» **WHAT YOU NEED TO DO**
Below are records to be copied exactly; their pictures are to be omitted.

» **GIVEN ENTRIES**
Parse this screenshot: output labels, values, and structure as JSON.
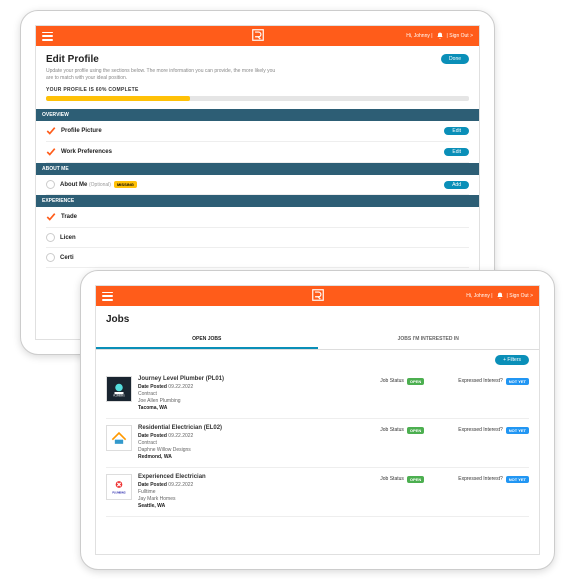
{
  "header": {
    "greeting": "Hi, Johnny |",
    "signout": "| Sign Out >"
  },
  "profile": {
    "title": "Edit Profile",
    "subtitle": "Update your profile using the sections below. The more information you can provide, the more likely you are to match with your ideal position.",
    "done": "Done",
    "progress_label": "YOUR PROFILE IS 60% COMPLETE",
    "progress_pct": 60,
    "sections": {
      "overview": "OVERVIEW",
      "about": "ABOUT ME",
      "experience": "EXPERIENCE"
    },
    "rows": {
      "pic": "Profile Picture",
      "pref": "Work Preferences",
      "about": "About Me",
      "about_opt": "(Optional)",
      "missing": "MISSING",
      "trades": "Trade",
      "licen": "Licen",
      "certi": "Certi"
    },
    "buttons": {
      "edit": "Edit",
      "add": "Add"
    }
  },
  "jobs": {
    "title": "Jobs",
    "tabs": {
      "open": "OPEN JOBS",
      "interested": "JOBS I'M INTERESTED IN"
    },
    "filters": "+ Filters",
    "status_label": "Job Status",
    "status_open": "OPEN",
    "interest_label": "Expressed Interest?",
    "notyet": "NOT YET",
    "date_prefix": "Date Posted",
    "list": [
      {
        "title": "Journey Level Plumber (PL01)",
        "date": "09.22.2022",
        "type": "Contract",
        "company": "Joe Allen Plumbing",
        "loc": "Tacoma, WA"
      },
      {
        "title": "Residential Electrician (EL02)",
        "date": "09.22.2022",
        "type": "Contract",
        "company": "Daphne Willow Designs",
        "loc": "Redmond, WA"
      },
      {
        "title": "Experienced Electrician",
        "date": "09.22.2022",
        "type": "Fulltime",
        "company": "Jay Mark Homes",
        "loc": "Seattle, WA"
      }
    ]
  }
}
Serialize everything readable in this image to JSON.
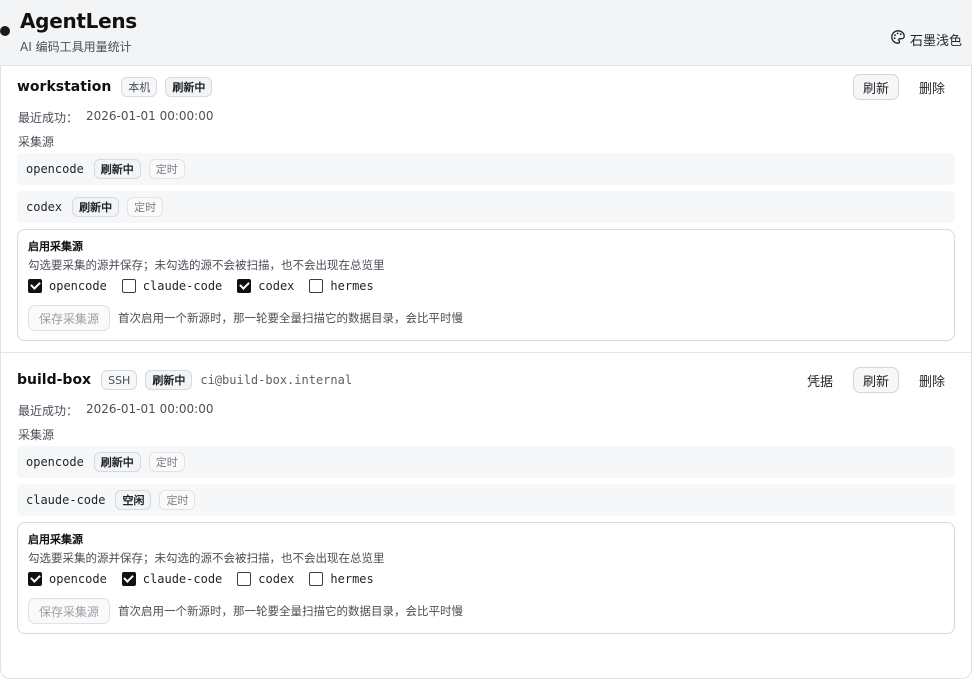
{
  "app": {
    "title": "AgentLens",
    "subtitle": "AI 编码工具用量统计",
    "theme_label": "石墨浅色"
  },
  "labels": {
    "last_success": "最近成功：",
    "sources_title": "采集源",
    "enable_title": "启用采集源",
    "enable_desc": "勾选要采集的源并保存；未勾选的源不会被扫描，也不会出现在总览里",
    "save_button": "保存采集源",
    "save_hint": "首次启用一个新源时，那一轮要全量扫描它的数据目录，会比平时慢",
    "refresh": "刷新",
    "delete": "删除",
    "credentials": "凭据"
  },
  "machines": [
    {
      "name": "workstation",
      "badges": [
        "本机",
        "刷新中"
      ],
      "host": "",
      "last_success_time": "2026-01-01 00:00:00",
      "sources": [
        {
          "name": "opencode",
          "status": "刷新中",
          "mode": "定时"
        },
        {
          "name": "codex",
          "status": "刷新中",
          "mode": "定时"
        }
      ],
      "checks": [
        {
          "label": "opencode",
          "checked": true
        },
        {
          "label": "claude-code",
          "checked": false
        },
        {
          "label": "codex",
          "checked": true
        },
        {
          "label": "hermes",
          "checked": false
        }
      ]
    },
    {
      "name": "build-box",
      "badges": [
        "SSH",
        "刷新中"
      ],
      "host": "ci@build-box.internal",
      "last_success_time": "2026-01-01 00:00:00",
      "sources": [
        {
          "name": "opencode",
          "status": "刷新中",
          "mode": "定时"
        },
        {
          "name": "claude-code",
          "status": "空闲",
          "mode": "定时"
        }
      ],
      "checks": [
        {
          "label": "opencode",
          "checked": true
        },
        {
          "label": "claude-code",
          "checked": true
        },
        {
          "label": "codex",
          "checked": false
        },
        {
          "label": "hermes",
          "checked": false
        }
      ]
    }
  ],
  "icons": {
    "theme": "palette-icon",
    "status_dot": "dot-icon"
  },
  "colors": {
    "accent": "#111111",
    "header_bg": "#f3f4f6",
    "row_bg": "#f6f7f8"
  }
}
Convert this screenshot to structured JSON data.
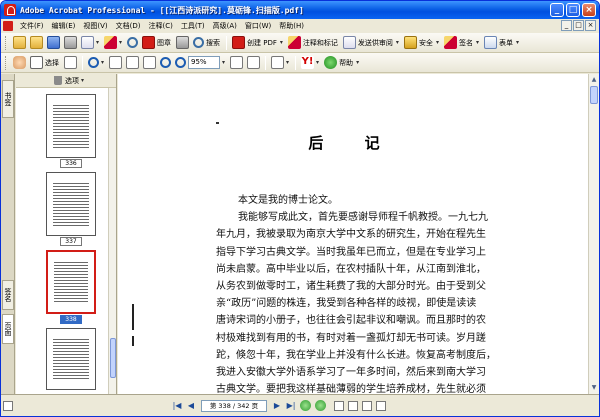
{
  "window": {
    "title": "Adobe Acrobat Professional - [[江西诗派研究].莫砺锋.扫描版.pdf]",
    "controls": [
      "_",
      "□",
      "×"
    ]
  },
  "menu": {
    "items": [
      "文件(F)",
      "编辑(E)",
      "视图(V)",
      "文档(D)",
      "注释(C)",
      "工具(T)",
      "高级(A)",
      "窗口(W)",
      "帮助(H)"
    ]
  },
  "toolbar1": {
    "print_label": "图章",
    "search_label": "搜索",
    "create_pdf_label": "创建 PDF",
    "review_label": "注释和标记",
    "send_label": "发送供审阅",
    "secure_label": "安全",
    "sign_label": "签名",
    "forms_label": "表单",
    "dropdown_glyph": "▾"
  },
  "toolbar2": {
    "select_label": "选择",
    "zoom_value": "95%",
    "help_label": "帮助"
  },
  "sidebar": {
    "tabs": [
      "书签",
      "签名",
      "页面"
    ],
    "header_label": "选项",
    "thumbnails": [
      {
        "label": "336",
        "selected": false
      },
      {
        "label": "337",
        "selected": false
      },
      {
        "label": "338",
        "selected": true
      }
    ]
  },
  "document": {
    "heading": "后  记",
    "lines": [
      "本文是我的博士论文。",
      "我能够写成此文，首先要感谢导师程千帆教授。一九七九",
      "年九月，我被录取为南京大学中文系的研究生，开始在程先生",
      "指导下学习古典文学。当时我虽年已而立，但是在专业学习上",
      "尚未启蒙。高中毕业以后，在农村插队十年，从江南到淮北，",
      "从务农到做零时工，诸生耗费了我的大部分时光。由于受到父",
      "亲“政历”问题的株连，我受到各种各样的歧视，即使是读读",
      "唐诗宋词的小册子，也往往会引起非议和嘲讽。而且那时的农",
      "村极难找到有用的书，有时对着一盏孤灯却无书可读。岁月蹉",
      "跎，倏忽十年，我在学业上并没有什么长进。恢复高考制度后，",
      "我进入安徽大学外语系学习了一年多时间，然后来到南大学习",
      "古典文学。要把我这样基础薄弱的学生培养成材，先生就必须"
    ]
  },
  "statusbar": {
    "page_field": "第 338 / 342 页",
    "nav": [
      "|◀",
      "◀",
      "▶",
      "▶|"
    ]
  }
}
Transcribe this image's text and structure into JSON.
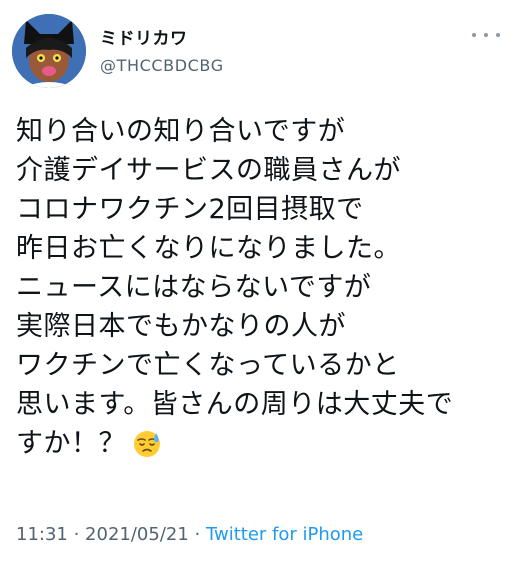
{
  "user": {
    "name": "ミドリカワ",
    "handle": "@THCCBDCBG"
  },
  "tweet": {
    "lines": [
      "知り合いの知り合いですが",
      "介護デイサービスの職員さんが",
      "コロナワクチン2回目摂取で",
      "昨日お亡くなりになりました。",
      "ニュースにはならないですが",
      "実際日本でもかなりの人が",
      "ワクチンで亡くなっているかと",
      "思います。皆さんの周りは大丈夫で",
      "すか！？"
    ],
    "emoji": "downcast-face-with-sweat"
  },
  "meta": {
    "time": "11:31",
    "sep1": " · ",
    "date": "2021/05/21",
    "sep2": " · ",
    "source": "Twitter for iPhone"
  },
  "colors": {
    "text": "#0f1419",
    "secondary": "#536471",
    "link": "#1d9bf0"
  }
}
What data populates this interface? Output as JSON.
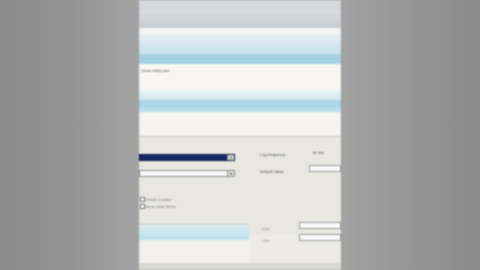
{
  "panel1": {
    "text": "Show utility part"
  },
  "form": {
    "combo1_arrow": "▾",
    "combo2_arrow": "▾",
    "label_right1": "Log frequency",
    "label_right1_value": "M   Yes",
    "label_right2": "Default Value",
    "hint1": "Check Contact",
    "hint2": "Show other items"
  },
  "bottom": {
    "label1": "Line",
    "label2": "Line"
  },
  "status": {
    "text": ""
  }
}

» **RESPONSE BELOW**
Parse this screenshot: output labels, values, and structure as JSON.
{
  "header": {
    "greeting": "Hi, Johnny |",
    "signout": "| Sign Out >"
  },
  "profile": {
    "title": "Edit Profile",
    "subtitle": "Update your profile using the sections below. The more information you can provide, the more likely you are to match with your ideal position.",
    "done": "Done",
    "progress_label": "YOUR PROFILE IS 60% COMPLETE",
    "progress_pct": 60,
    "sections": {
      "overview": "OVERVIEW",
      "about": "ABOUT ME",
      "experience": "EXPERIENCE"
    },
    "rows": {
      "pic": "Profile Picture",
      "pref": "Work Preferences",
      "about": "About Me",
      "about_opt": "(Optional)",
      "missing": "MISSING",
      "trades": "Trade",
      "licen": "Licen",
      "certi": "Certi"
    },
    "buttons": {
      "edit": "Edit",
      "add": "Add"
    }
  },
  "jobs": {
    "title": "Jobs",
    "tabs": {
      "open": "OPEN JOBS",
      "interested": "JOBS I'M INTERESTED IN"
    },
    "filters": "+ Filters",
    "status_label": "Job Status",
    "status_open": "OPEN",
    "interest_label": "Expressed Interest?",
    "notyet": "NOT YET",
    "date_prefix": "Date Posted",
    "list": [
      {
        "title": "Journey Level Plumber (PL01)",
        "date": "09.22.2022",
        "type": "Contract",
        "company": "Joe Allen Plumbing",
        "loc": "Tacoma, WA"
      },
      {
        "title": "Residential Electrician (EL02)",
        "date": "09.22.2022",
        "type": "Contract",
        "company": "Daphne Willow Designs",
        "loc": "Redmond, WA"
      },
      {
        "title": "Experienced Electrician",
        "date": "09.22.2022",
        "type": "Fulltime",
        "company": "Jay Mark Homes",
        "loc": "Seattle, WA"
      }
    ]
  }
}
Serialize everything readable in this image to JSON.
{
  "app": {
    "title": "AgentLens",
    "subtitle": "AI 编码工具用量统计",
    "theme_label": "石墨浅色"
  },
  "labels": {
    "last_success": "最近成功：",
    "sources_title": "采集源",
    "enable_title": "启用采集源",
    "enable_desc": "勾选要采集的源并保存；未勾选的源不会被扫描，也不会出现在总览里",
    "save_button": "保存采集源",
    "save_hint": "首次启用一个新源时，那一轮要全量扫描它的数据目录，会比平时慢",
    "refresh": "刷新",
    "delete": "删除",
    "credentials": "凭据"
  },
  "machines": [
    {
      "name": "workstation",
      "badges": [
        "本机",
        "刷新中"
      ],
      "host": "",
      "last_success_time": "2026-01-01 00:00:00",
      "sources": [
        {
          "name": "opencode",
          "status": "刷新中",
          "mode": "定时"
        },
        {
          "name": "codex",
          "status": "刷新中",
          "mode": "定时"
        }
      ],
      "checks": [
        {
          "label": "opencode",
          "checked": true
        },
        {
          "label": "claude-code",
          "checked": false
        },
        {
          "label": "codex",
          "checked": true
        },
        {
          "label": "hermes",
          "checked": false
        }
      ]
    },
    {
      "name": "build-box",
      "badges": [
        "SSH",
        "刷新中"
      ],
      "host": "ci@build-box.internal",
      "last_success_time": "2026-01-01 00:00:00",
      "sources": [
        {
          "name": "opencode",
          "status": "刷新中",
          "mode": "定时"
        },
        {
          "name": "claude-code",
          "status": "空闲",
          "mode": "定时"
        }
      ],
      "checks": [
        {
          "label": "opencode",
          "checked": true
        },
        {
          "label": "claude-code",
          "checked": true
        },
        {
          "label": "codex",
          "checked": false
        },
        {
          "label": "hermes",
          "checked": false
        }
      ]
    }
  ],
  "icons": {
    "theme": "palette-icon",
    "status_dot": "dot-icon"
  },
  "colors": {
    "accent": "#111111",
    "header_bg": "#f3f4f6",
    "row_bg": "#f6f7f8"
  }
}
Convert this screenshot to structured JSON data.
{
  "window": {
    "title": "Adobe Acrobat Professional - [[江西诗派研究].莫砺锋.扫描版.pdf]",
    "controls": [
      "_",
      "□",
      "×"
    ]
  },
  "menu": {
    "items": [
      "文件(F)",
      "编辑(E)",
      "视图(V)",
      "文档(D)",
      "注释(C)",
      "工具(T)",
      "高级(A)",
      "窗口(W)",
      "帮助(H)"
    ]
  },
  "toolbar1": {
    "print_label": "图章",
    "search_label": "搜索",
    "create_pdf_label": "创建 PDF",
    "review_label": "注释和标记",
    "send_label": "发送供审阅",
    "secure_label": "安全",
    "sign_label": "签名",
    "forms_label": "表单",
    "dropdown_glyph": "▾"
  },
  "toolbar2": {
    "select_label": "选择",
    "zoom_value": "95%",
    "help_label": "帮助"
  },
  "sidebar": {
    "tabs": [
      "书签",
      "签名",
      "页面"
    ],
    "header_label": "选项",
    "thumbnails": [
      {
        "label": "336",
        "selected": false
      },
      {
        "label": "337",
        "selected": false
      },
      {
        "label": "338",
        "selected": true
      }
    ]
  },
  "document": {
    "heading": "后  记",
    "lines": [
      "本文是我的博士论文。",
      "我能够写成此文，首先要感谢导师程千帆教授。一九七九",
      "年九月，我被录取为南京大学中文系的研究生，开始在程先生",
      "指导下学习古典文学。当时我虽年已而立，但是在专业学习上",
      "尚未启蒙。高中毕业以后，在农村插队十年，从江南到淮北，",
      "从务农到做零时工，诸生耗费了我的大部分时光。由于受到父",
      "亲“政历”问题的株连，我受到各种各样的歧视，即使是读读",
      "唐诗宋词的小册子，也往往会引起非议和嘲讽。而且那时的农",
      "村极难找到有用的书，有时对着一盏孤灯却无书可读。岁月蹉",
      "跎，倏忽十年，我在学业上并没有什么长进。恢复高考制度后，",
      "我进入安徽大学外语系学习了一年多时间，然后来到南大学习",
      "古典文学。要把我这样基础薄弱的学生培养成材，先生就必须"
    ]
  },
  "statusbar": {
    "page_field": "第 338 / 342 页",
    "nav": [
      "|◀",
      "◀",
      "▶",
      "▶|"
    ]
  }
}
Transcribe this image's text and structure into JSON.
{
  "user": {
    "name": "ミドリカワ",
    "handle": "@THCCBDCBG"
  },
  "tweet": {
    "lines": [
      "知り合いの知り合いですが",
      "介護デイサービスの職員さんが",
      "コロナワクチン2回目摂取で",
      "昨日お亡くなりになりました。",
      "ニュースにはならないですが",
      "実際日本でもかなりの人が",
      "ワクチンで亡くなっているかと",
      "思います。皆さんの周りは大丈夫で",
      "すか！？"
    ],
    "emoji": "downcast-face-with-sweat"
  },
  "meta": {
    "time": "11:31",
    "sep1": " · ",
    "date": "2021/05/21",
    "sep2": " · ",
    "source": "Twitter for iPhone"
  },
  "colors": {
    "text": "#0f1419",
    "secondary": "#536471",
    "link": "#1d9bf0"
  }
}
What data populates this interface? Output as JSON.
{
  "panel1": {
    "text": "Show utility part"
  },
  "form": {
    "combo1_arrow": "▾",
    "combo2_arrow": "▾",
    "label_right1": "Log frequency",
    "label_right1_value": "M   Yes",
    "label_right2": "Default Value",
    "hint1": "Check Contact",
    "hint2": "Show other items"
  },
  "bottom": {
    "label1": "Line",
    "label2": "Line"
  },
  "status": {
    "text": ""
  }
}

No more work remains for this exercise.